Emails from Citizens

Emails from citizens this week include:

  • A complaint about cable public access station being hijacked. (Staff looked into this and there is nothing wrong on our end broadcasting. Spectrum has been notified and is looking into this on their end. The Attorney General has also been contacted).
  • Dozens of emails from high school students, via a student assignment, complaining about all sorts of things most of them not related to municipal government. (To be able to respond to citizens with legitimate Cary concerns I turned these emails over to staff for response. It would be nice if the teacher would first teach the students what each level of government is responsible for).
  • A suggestion from a developer that I get an EKG implying that I don’t have a heart (I usually ignore nastygrams so I hope he doesn’t expect a response).
  • A request to be an intern to the mayor (NC has a council-manager form of government which means the mayor doesn’t sit in the office and run the operation. That is the job of the town manager. In addition, there are rules and regulations that make it very difficult for someone to do anything without getting paid. And there are even more rules about who and how to pay. So staff is looking into seeing if there are times this student can shadow me at council meetings and other events).
  • A request to support the proposed North Harrison hotels.
  • A complaint that federal grants were used to get a greenway and part of the criteria was access to schools (The acts of the School Board and the funding of the Panther Creek Greenway are two separate, independent processes. I know the experiences of our citizens during the School Board process have been difficult. The federal granting program, though, is a separate process that funds projects based on good planning principles, which Panther Creek Greenway meets. The underlying basis for this federally funded transportation project includes filling gaps in the greenway system, crossing a major barrier (NC-540) and connecting residential areas with public facilities/commercial/activity centers. While the funding process looks at proximity to schools as overall scoring criteria, the connection to them is not a federal funding requirement.)

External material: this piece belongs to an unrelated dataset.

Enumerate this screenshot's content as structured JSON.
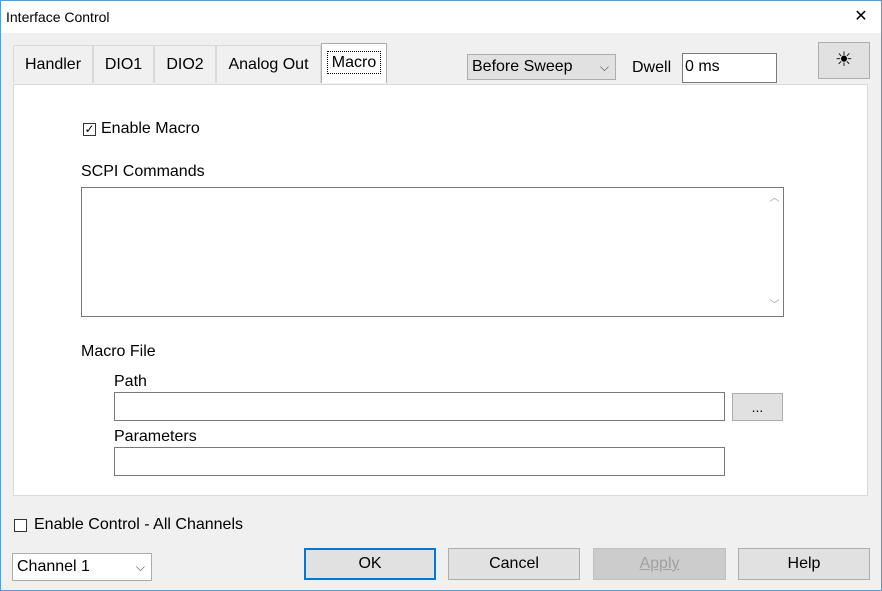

Next week staff meetings, a CAMPO (Capital Metropolitan Planning Organization) meeting, a work session on Green Level mixed use proposal along with quarterly meeting topics, a Hometown Spirit Award reception, a regularly scheduled council meeting, and the Waverly Place tree lighting. By the way, the nominees for the Hometown Spirit Award include Brent Miller, Guy Mendenhall, and Cindy Sinkez.

Get In Touch

Well, that is all for this week. My next post will be on Sunday, November 18th.  Although I have Facebook and Twitter accounts those are not the best means of communications with me. Please send all Town of Cary questions or comments to and email personal comments to

From the blog of Cary Mayor Harold Weinbrecht. Photos courtesy of Harold Weinbrecht.